__Problem to work on__: Look through the material below and report every line that includes "title".

__Given records__:
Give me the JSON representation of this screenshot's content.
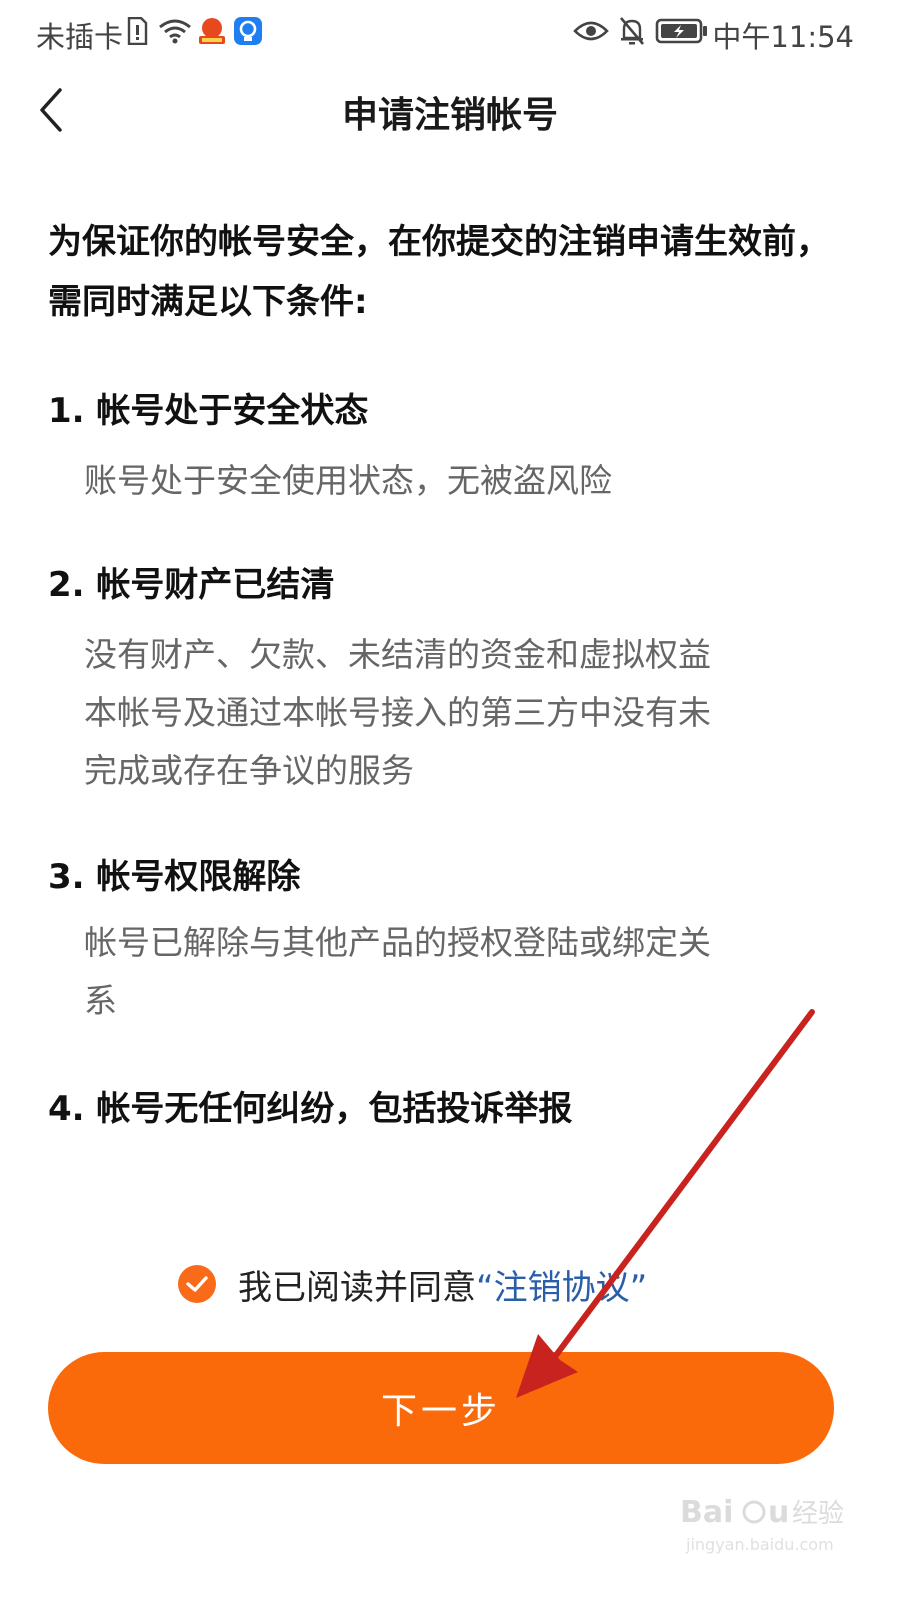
{
  "status_bar": {
    "carrier": "未插卡",
    "time": "中午11:54",
    "icons": [
      "sim-alert-icon",
      "wifi-icon",
      "app-badge-icon",
      "bulb-icon",
      "eye-icon",
      "mute-bell-icon",
      "battery-charging-icon"
    ]
  },
  "header": {
    "title": "申请注销帐号",
    "back_icon": "chevron-left-icon"
  },
  "intro": "为保证你的帐号安全，在你提交的注销申请生效前，需同时满足以下条件:",
  "conditions": [
    {
      "title": "1. 帐号处于安全状态",
      "lines": [
        "账号处于安全使用状态，无被盗风险"
      ]
    },
    {
      "title": "2. 帐号财产已结清",
      "lines": [
        "没有财产、欠款、未结清的资金和虚拟权益",
        "本帐号及通过本帐号接入的第三方中没有未",
        "完成或存在争议的服务"
      ]
    },
    {
      "title": "3. 帐号权限解除",
      "lines": [
        "帐号已解除与其他产品的授权登陆或绑定关",
        "系"
      ]
    },
    {
      "title": "4. 帐号无任何纠纷，包括投诉举报",
      "lines": []
    }
  ],
  "agreement": {
    "checked": true,
    "text": "我已阅读并同意",
    "link": "“注销协议”"
  },
  "next_button": {
    "label": "下一步"
  },
  "colors": {
    "accent": "#fa6a0a",
    "link": "#2a5fa8",
    "annotation": "#c8231e"
  }
}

__Exercise solution__:
    "title": "申请注销帐号",
      "title": "1. 帐号处于安全状态",
      "title": "2. 帐号财产已结清",
      "title": "3. 帐号权限解除",
      "title": "4. 帐号无任何纠纷，包括投诉举报",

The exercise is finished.